Items listed in a dataset
*****

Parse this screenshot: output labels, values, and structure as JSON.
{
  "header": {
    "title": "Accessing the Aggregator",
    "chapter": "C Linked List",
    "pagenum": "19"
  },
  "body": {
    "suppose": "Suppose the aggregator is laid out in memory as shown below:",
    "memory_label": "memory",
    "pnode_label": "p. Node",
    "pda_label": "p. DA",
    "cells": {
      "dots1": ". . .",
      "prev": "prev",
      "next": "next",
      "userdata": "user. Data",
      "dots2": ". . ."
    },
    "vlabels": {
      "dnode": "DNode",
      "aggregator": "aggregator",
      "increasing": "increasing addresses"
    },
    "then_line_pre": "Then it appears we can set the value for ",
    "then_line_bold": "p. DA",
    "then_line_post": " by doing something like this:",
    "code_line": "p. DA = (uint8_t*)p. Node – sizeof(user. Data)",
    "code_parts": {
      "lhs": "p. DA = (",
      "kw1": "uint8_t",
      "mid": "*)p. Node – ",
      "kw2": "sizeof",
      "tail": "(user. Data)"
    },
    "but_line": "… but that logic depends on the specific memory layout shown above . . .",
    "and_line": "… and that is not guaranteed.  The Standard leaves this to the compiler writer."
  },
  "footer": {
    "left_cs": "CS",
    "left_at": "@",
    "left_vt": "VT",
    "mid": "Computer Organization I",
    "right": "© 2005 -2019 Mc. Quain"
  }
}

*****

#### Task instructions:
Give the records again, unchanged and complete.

#### Completed task:
Parse this screenshot: output labels, values, and structure as JSON.
{
  "header": {
    "title": "Accessing the Aggregator",
    "chapter": "C Linked List",
    "pagenum": "19"
  },
  "body": {
    "suppose": "Suppose the aggregator is laid out in memory as shown below:",
    "memory_label": "memory",
    "pnode_label": "p. Node",
    "pda_label": "p. DA",
    "cells": {
      "dots1": ". . .",
      "prev": "prev",
      "next": "next",
      "userdata": "user. Data",
      "dots2": ". . ."
    },
    "vlabels": {
      "dnode": "DNode",
      "aggregator": "aggregator",
      "increasing": "increasing addresses"
    },
    "then_line_pre": "Then it appears we can set the value for ",
    "then_line_bold": "p. DA",
    "then_line_post": " by doing something like this:",
    "code_line": "p. DA = (uint8_t*)p. Node – sizeof(user. Data)",
    "code_parts": {
      "lhs": "p. DA = (",
      "kw1": "uint8_t",
      "mid": "*)p. Node – ",
      "kw2": "sizeof",
      "tail": "(user. Data)"
    },
    "but_line": "… but that logic depends on the specific memory layout shown above . . .",
    "and_line": "… and that is not guaranteed.  The Standard leaves this to the compiler writer."
  },
  "footer": {
    "left_cs": "CS",
    "left_at": "@",
    "left_vt": "VT",
    "mid": "Computer Organization I",
    "right": "© 2005 -2019 Mc. Quain"
  }
}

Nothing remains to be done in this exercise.